In our last update, we described the basic mechanics of the game. As you may remember, the players playing Survivors look over the Resources that are out in the center of the play area, and the Clowns strategically defend these Resources by placing Clown cards face-down in front of the Resources.
But once a player has decided what they're going for, how is the Clown encounter resolved? That's the subject of today's update. Note that what's here is the bare-bones version: in actual play it's a little more strategically interesting, as both the Clowns and the Survivors have Morale that they can spend to modify die rolls. In the interest of keeping this update at a readable length, we've left the stuff about Morale out.
Once you’ve declared what you’re attempting to Travel to—or
announced that you’re Staying Put—the Clowns can flip over the card(s) they’ve
placed at that Resource. Most Clown cards have a number on them, indicating the force
of the Clown(s) depicted on the card.
The larger the pack, the more difficult it will be to face off against.
An “Encounter” doesn’t necessarily mean that the Clowns have
attacked you; it just means that you’ve spotted them. The safest thing to do is simply try to Sneak away—although
there are also reasons why you might choose to initiate contact.
The smaller your Team, the easier it is to move around
undetected. So in order to sneak
successfully, you need to roll above the
size of your Team on a six-sided die. Of course, this means that once you’ve reached a certain size, it will be very difficult
for your Team to sneak.
If you make a successful Sneak roll, the Clowns don’t see you,
and the Encounter ends. The Clowns
take the card back into their hand.
If you fail your Sneak roll—or if you choose not to make
one—the Clowns detect you, and they attack.
The Defense Roll:
Escape, Kill, or Join the Circus
At this point, you have to fight your way to freedom. Look at the number on the Clown card,
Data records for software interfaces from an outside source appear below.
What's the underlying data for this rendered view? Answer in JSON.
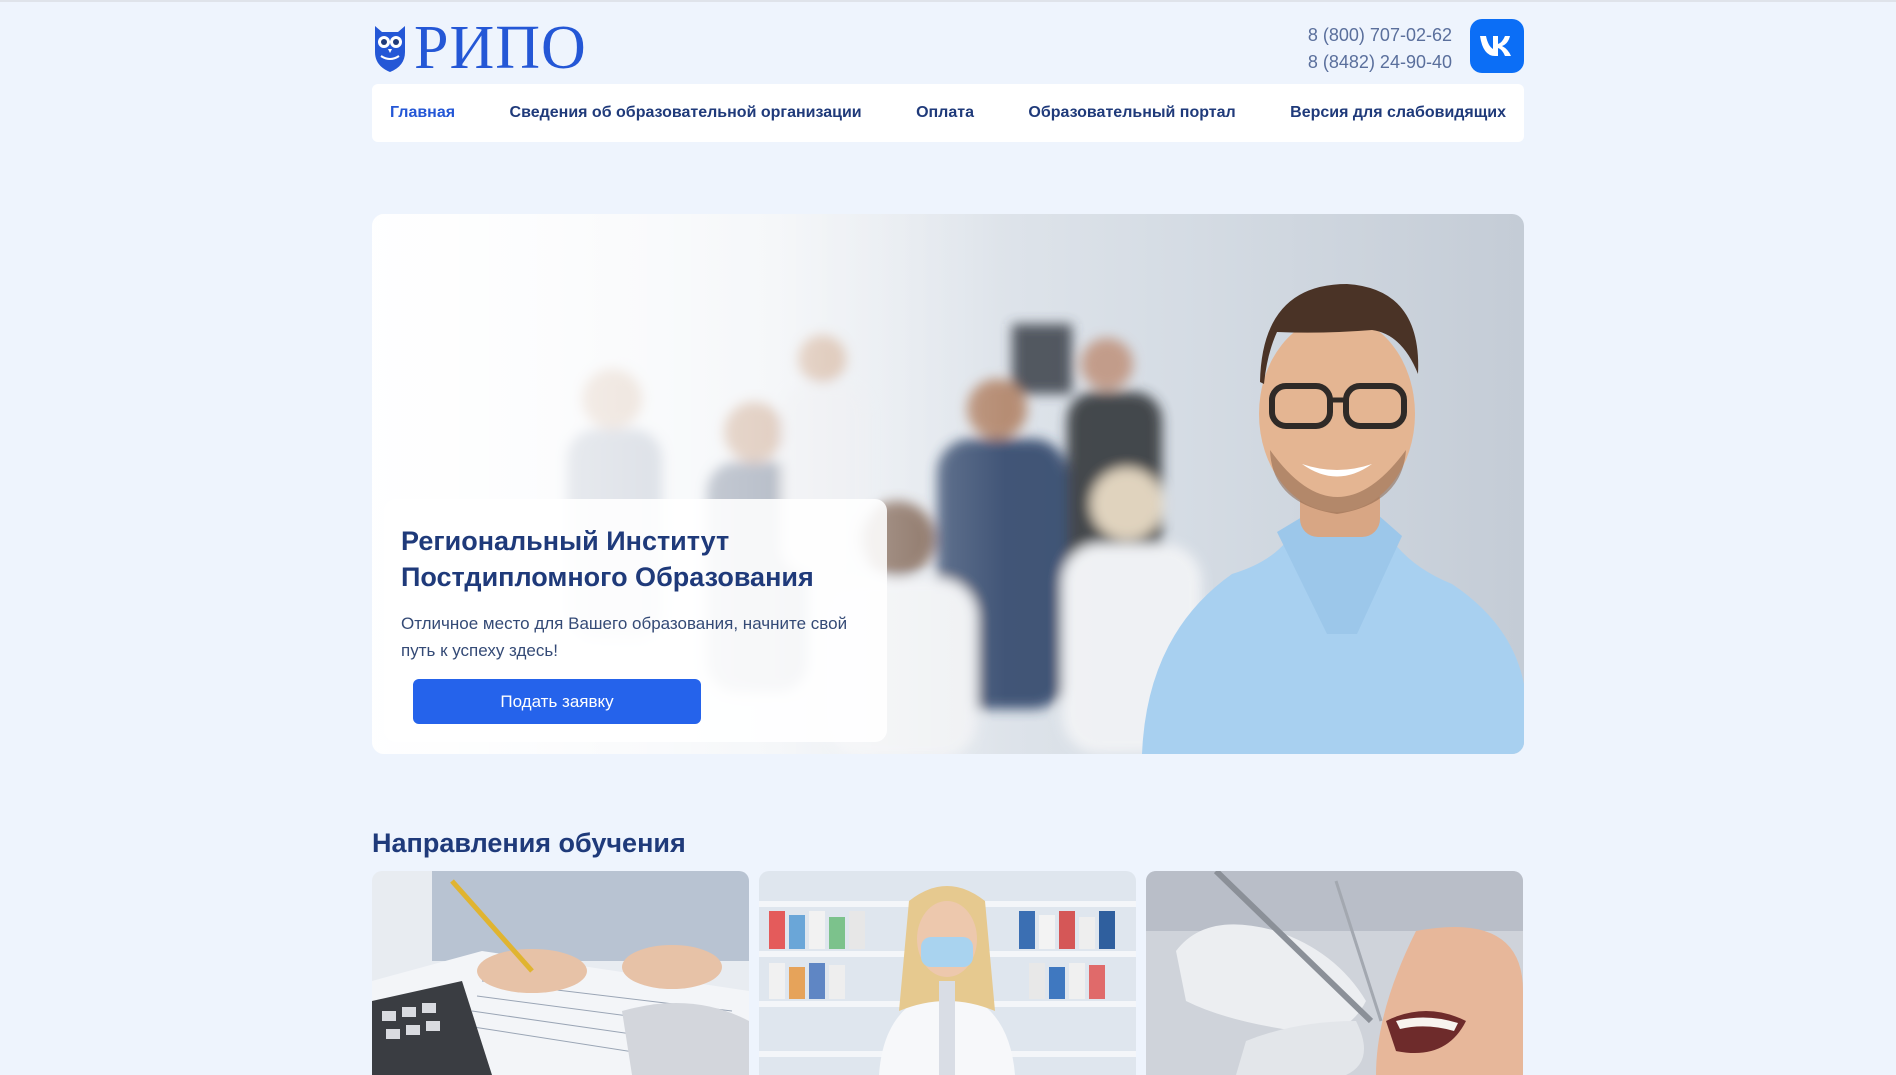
{
  "header": {
    "logo_text": "РИПО",
    "phones": [
      "8 (800) 707-02-62",
      "8 (8482) 24-90-40"
    ],
    "social_icon": "vk-icon"
  },
  "nav": {
    "items": [
      {
        "label": "Главная",
        "active": true
      },
      {
        "label": "Сведения об образовательной организации",
        "active": false
      },
      {
        "label": "Оплата",
        "active": false
      },
      {
        "label": "Образовательный портал",
        "active": false
      },
      {
        "label": "Версия для слабовидящих",
        "active": false
      }
    ]
  },
  "hero": {
    "title_line1": "Региональный Институт",
    "title_line2": "Постдипломного Образования",
    "subtitle_line1": "Отличное место для Вашего образования, начните свой",
    "subtitle_line2": "путь к успеху здесь!",
    "button_label": "Подать заявку"
  },
  "directions": {
    "title": "Направления обучения",
    "cards": [
      {
        "image": "accountant-photo"
      },
      {
        "image": "pharmacist-photo"
      },
      {
        "image": "dentist-photo"
      }
    ]
  },
  "colors": {
    "page_bg": "#eef4fd",
    "accent": "#2457d6",
    "button": "#2563eb",
    "heading": "#1f3a7a",
    "vk": "#0b6ef6"
  }
}
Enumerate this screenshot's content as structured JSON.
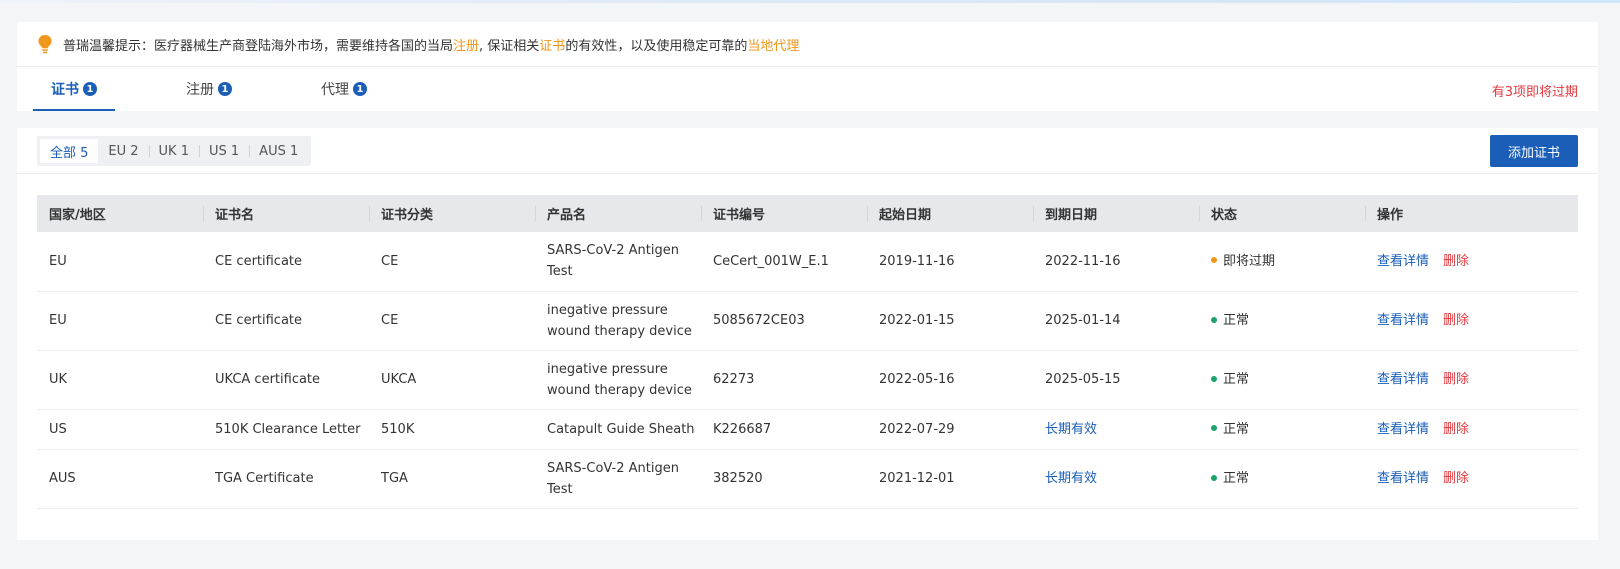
{
  "tip": {
    "prefix": "普瑞温馨提示：医疗器械生产商登陆海外市场，需要维持各国的当局",
    "hl1": "注册",
    "mid1": ", 保证相关",
    "hl2": "证书",
    "mid2": "的有效性，以及使用稳定可靠的",
    "hl3": "当地代理"
  },
  "tabs": [
    {
      "label": "证书",
      "badge": "1"
    },
    {
      "label": "注册",
      "badge": "1"
    },
    {
      "label": "代理",
      "badge": "1"
    }
  ],
  "expiring_note": "有3项即将过期",
  "filters": [
    "全部 5",
    "EU 2",
    "UK 1",
    "US 1",
    "AUS 1"
  ],
  "add_button": "添加证书",
  "columns": [
    "国家/地区",
    "证书名",
    "证书分类",
    "产品名",
    "证书编号",
    "起始日期",
    "到期日期",
    "状态",
    "操作"
  ],
  "rows": [
    {
      "region": "EU",
      "name": "CE certificate",
      "category": "CE",
      "product": "SARS-CoV-2 Antigen Test",
      "number": "CeCert_001W_E.1",
      "start": "2019-11-16",
      "end": "2022-11-16",
      "end_link": false,
      "status": "即将过期",
      "status_color": "#f0961a"
    },
    {
      "region": "EU",
      "name": "CE certificate",
      "category": "CE",
      "product": "inegative pressure wound therapy device",
      "number": "5085672CE03",
      "start": "2022-01-15",
      "end": "2025-01-14",
      "end_link": false,
      "status": "正常",
      "status_color": "#1aa36b"
    },
    {
      "region": "UK",
      "name": "UKCA certificate",
      "category": "UKCA",
      "product": "inegative pressure wound therapy device",
      "number": "62273",
      "start": "2022-05-16",
      "end": "2025-05-15",
      "end_link": false,
      "status": "正常",
      "status_color": "#1aa36b"
    },
    {
      "region": "US",
      "name": "510K Clearance Letter",
      "category": "510K",
      "product": "Catapult Guide Sheath",
      "number": "K226687",
      "start": "2022-07-29",
      "end": "长期有效",
      "end_link": true,
      "status": "正常",
      "status_color": "#1aa36b"
    },
    {
      "region": "AUS",
      "name": "TGA Certificate",
      "category": "TGA",
      "product": "SARS-CoV-2 Antigen Test",
      "number": "382520",
      "start": "2021-12-01",
      "end": "长期有效",
      "end_link": true,
      "status": "正常",
      "status_color": "#1aa36b"
    }
  ],
  "actions": {
    "view": "查看详情",
    "delete": "删除"
  },
  "colors": {
    "primary": "#1a5eb8",
    "highlight": "#f0961a",
    "danger": "#e0393e",
    "ok": "#1aa36b"
  }
}
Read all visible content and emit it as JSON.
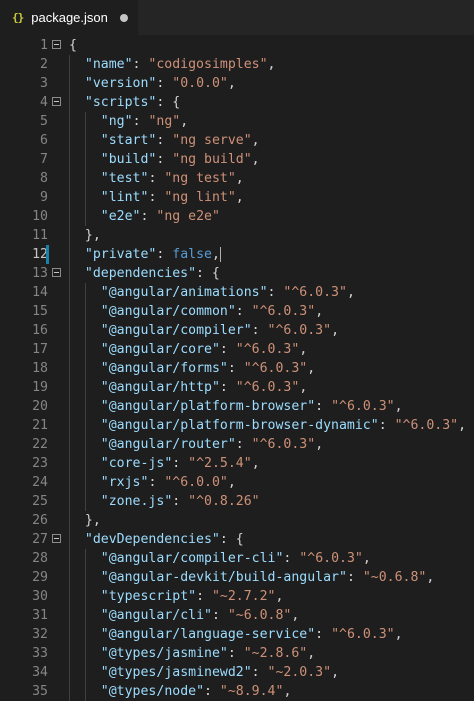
{
  "tab": {
    "icon": "{}",
    "filename": "package.json",
    "unsaved": true
  },
  "active_line": 12,
  "lines": [
    {
      "n": "1",
      "indent": 0,
      "fold": true,
      "toks": [
        [
          "p",
          "{"
        ]
      ]
    },
    {
      "n": "2",
      "indent": 1,
      "toks": [
        [
          "k",
          "\"name\""
        ],
        [
          "p",
          ": "
        ],
        [
          "s",
          "\"codigosimples\""
        ],
        [
          "p",
          ","
        ]
      ]
    },
    {
      "n": "3",
      "indent": 1,
      "toks": [
        [
          "k",
          "\"version\""
        ],
        [
          "p",
          ": "
        ],
        [
          "s",
          "\"0.0.0\""
        ],
        [
          "p",
          ","
        ]
      ]
    },
    {
      "n": "4",
      "indent": 1,
      "fold": true,
      "toks": [
        [
          "k",
          "\"scripts\""
        ],
        [
          "p",
          ": {"
        ]
      ]
    },
    {
      "n": "5",
      "indent": 2,
      "toks": [
        [
          "k",
          "\"ng\""
        ],
        [
          "p",
          ": "
        ],
        [
          "s",
          "\"ng\""
        ],
        [
          "p",
          ","
        ]
      ]
    },
    {
      "n": "6",
      "indent": 2,
      "toks": [
        [
          "k",
          "\"start\""
        ],
        [
          "p",
          ": "
        ],
        [
          "s",
          "\"ng serve\""
        ],
        [
          "p",
          ","
        ]
      ]
    },
    {
      "n": "7",
      "indent": 2,
      "toks": [
        [
          "k",
          "\"build\""
        ],
        [
          "p",
          ": "
        ],
        [
          "s",
          "\"ng build\""
        ],
        [
          "p",
          ","
        ]
      ]
    },
    {
      "n": "8",
      "indent": 2,
      "toks": [
        [
          "k",
          "\"test\""
        ],
        [
          "p",
          ": "
        ],
        [
          "s",
          "\"ng test\""
        ],
        [
          "p",
          ","
        ]
      ]
    },
    {
      "n": "9",
      "indent": 2,
      "toks": [
        [
          "k",
          "\"lint\""
        ],
        [
          "p",
          ": "
        ],
        [
          "s",
          "\"ng lint\""
        ],
        [
          "p",
          ","
        ]
      ]
    },
    {
      "n": "10",
      "indent": 2,
      "toks": [
        [
          "k",
          "\"e2e\""
        ],
        [
          "p",
          ": "
        ],
        [
          "s",
          "\"ng e2e\""
        ]
      ]
    },
    {
      "n": "11",
      "indent": 1,
      "toks": [
        [
          "p",
          "},"
        ]
      ]
    },
    {
      "n": "12",
      "indent": 1,
      "active": true,
      "toks": [
        [
          "k",
          "\"private\""
        ],
        [
          "p",
          ": "
        ],
        [
          "b",
          "false"
        ],
        [
          "p",
          ","
        ]
      ]
    },
    {
      "n": "13",
      "indent": 1,
      "fold": true,
      "toks": [
        [
          "k",
          "\"dependencies\""
        ],
        [
          "p",
          ": {"
        ]
      ]
    },
    {
      "n": "14",
      "indent": 2,
      "toks": [
        [
          "k",
          "\"@angular/animations\""
        ],
        [
          "p",
          ": "
        ],
        [
          "s",
          "\"^6.0.3\""
        ],
        [
          "p",
          ","
        ]
      ]
    },
    {
      "n": "15",
      "indent": 2,
      "toks": [
        [
          "k",
          "\"@angular/common\""
        ],
        [
          "p",
          ": "
        ],
        [
          "s",
          "\"^6.0.3\""
        ],
        [
          "p",
          ","
        ]
      ]
    },
    {
      "n": "16",
      "indent": 2,
      "toks": [
        [
          "k",
          "\"@angular/compiler\""
        ],
        [
          "p",
          ": "
        ],
        [
          "s",
          "\"^6.0.3\""
        ],
        [
          "p",
          ","
        ]
      ]
    },
    {
      "n": "17",
      "indent": 2,
      "toks": [
        [
          "k",
          "\"@angular/core\""
        ],
        [
          "p",
          ": "
        ],
        [
          "s",
          "\"^6.0.3\""
        ],
        [
          "p",
          ","
        ]
      ]
    },
    {
      "n": "18",
      "indent": 2,
      "toks": [
        [
          "k",
          "\"@angular/forms\""
        ],
        [
          "p",
          ": "
        ],
        [
          "s",
          "\"^6.0.3\""
        ],
        [
          "p",
          ","
        ]
      ]
    },
    {
      "n": "19",
      "indent": 2,
      "toks": [
        [
          "k",
          "\"@angular/http\""
        ],
        [
          "p",
          ": "
        ],
        [
          "s",
          "\"^6.0.3\""
        ],
        [
          "p",
          ","
        ]
      ]
    },
    {
      "n": "20",
      "indent": 2,
      "toks": [
        [
          "k",
          "\"@angular/platform-browser\""
        ],
        [
          "p",
          ": "
        ],
        [
          "s",
          "\"^6.0.3\""
        ],
        [
          "p",
          ","
        ]
      ]
    },
    {
      "n": "21",
      "indent": 2,
      "toks": [
        [
          "k",
          "\"@angular/platform-browser-dynamic\""
        ],
        [
          "p",
          ": "
        ],
        [
          "s",
          "\"^6.0.3\""
        ],
        [
          "p",
          ","
        ]
      ]
    },
    {
      "n": "22",
      "indent": 2,
      "toks": [
        [
          "k",
          "\"@angular/router\""
        ],
        [
          "p",
          ": "
        ],
        [
          "s",
          "\"^6.0.3\""
        ],
        [
          "p",
          ","
        ]
      ]
    },
    {
      "n": "23",
      "indent": 2,
      "toks": [
        [
          "k",
          "\"core-js\""
        ],
        [
          "p",
          ": "
        ],
        [
          "s",
          "\"^2.5.4\""
        ],
        [
          "p",
          ","
        ]
      ]
    },
    {
      "n": "24",
      "indent": 2,
      "toks": [
        [
          "k",
          "\"rxjs\""
        ],
        [
          "p",
          ": "
        ],
        [
          "s",
          "\"^6.0.0\""
        ],
        [
          "p",
          ","
        ]
      ]
    },
    {
      "n": "25",
      "indent": 2,
      "toks": [
        [
          "k",
          "\"zone.js\""
        ],
        [
          "p",
          ": "
        ],
        [
          "s",
          "\"^0.8.26\""
        ]
      ]
    },
    {
      "n": "26",
      "indent": 1,
      "toks": [
        [
          "p",
          "},"
        ]
      ]
    },
    {
      "n": "27",
      "indent": 1,
      "fold": true,
      "toks": [
        [
          "k",
          "\"devDependencies\""
        ],
        [
          "p",
          ": {"
        ]
      ]
    },
    {
      "n": "28",
      "indent": 2,
      "toks": [
        [
          "k",
          "\"@angular/compiler-cli\""
        ],
        [
          "p",
          ": "
        ],
        [
          "s",
          "\"^6.0.3\""
        ],
        [
          "p",
          ","
        ]
      ]
    },
    {
      "n": "29",
      "indent": 2,
      "toks": [
        [
          "k",
          "\"@angular-devkit/build-angular\""
        ],
        [
          "p",
          ": "
        ],
        [
          "s",
          "\"~0.6.8\""
        ],
        [
          "p",
          ","
        ]
      ]
    },
    {
      "n": "30",
      "indent": 2,
      "toks": [
        [
          "k",
          "\"typescript\""
        ],
        [
          "p",
          ": "
        ],
        [
          "s",
          "\"~2.7.2\""
        ],
        [
          "p",
          ","
        ]
      ]
    },
    {
      "n": "31",
      "indent": 2,
      "toks": [
        [
          "k",
          "\"@angular/cli\""
        ],
        [
          "p",
          ": "
        ],
        [
          "s",
          "\"~6.0.8\""
        ],
        [
          "p",
          ","
        ]
      ]
    },
    {
      "n": "32",
      "indent": 2,
      "toks": [
        [
          "k",
          "\"@angular/language-service\""
        ],
        [
          "p",
          ": "
        ],
        [
          "s",
          "\"^6.0.3\""
        ],
        [
          "p",
          ","
        ]
      ]
    },
    {
      "n": "33",
      "indent": 2,
      "toks": [
        [
          "k",
          "\"@types/jasmine\""
        ],
        [
          "p",
          ": "
        ],
        [
          "s",
          "\"~2.8.6\""
        ],
        [
          "p",
          ","
        ]
      ]
    },
    {
      "n": "34",
      "indent": 2,
      "toks": [
        [
          "k",
          "\"@types/jasminewd2\""
        ],
        [
          "p",
          ": "
        ],
        [
          "s",
          "\"~2.0.3\""
        ],
        [
          "p",
          ","
        ]
      ]
    },
    {
      "n": "35",
      "indent": 2,
      "toks": [
        [
          "k",
          "\"@types/node\""
        ],
        [
          "p",
          ": "
        ],
        [
          "s",
          "\"~8.9.4\""
        ],
        [
          "p",
          ","
        ]
      ]
    }
  ],
  "colors": {
    "background": "#1e1e1e",
    "key": "#9cdcfe",
    "string": "#ce9178",
    "boolean": "#569cd6",
    "punctuation": "#d4d4d4",
    "line_number": "#858585",
    "modified_marker": "#1b81a8"
  }
}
which indicates the Clown’s force.
The stronger a Clown card is, the more difficult it is for you to reach
safety. Consequently, for your
Team to Escape unscathed, you must throw the six-sided die once, making a
Defense Roll. In order to be
successful, this roll (including any modifiers that may increase it as a result
of Locations, Weapons, or special characters like the Clownreaper) must be larger than the force of the Clown card.
A roll of one is considered a sign of catastrophic error on
your part, and it eliminates all bonuses that may have increased your roll.
If your Defense roll is larger than the force of the Clown
card(s), you Escape: you successfully fend the Clowns off. The Clowns take the card back into
Any Defense score that is a six (or above, in the case of rolls that have modifiers) is better than an
Escape: it’s a Kill! The Clowns
are destroyed. Take the slain
Clowns and add them to a pile which will represent your personal Kills. When the game ends, the Clowns in this
pile count towards your victory.
If you fail your Defense roll, though, you’re in some trouble. One member of your Team has joined the
Circus. The Clowns pick one Survivor
card from your Team members—of your choice—and add it to their hand, along
with the Clowns who abducted them.
The Clowns may not take your Team Leader unless it is the only card you
have remaining. If the Team Leader
of any player joins the Circus, the game is over, with the Clowns
Thanks for reading! More updates to come. Also, thanks for your support so far: with 21 days to go, we're 65% funded. Help us out by sharing this short link: http://kck.st/pIUdpI
Best, Jeremy P. Bushnell, Lead Designer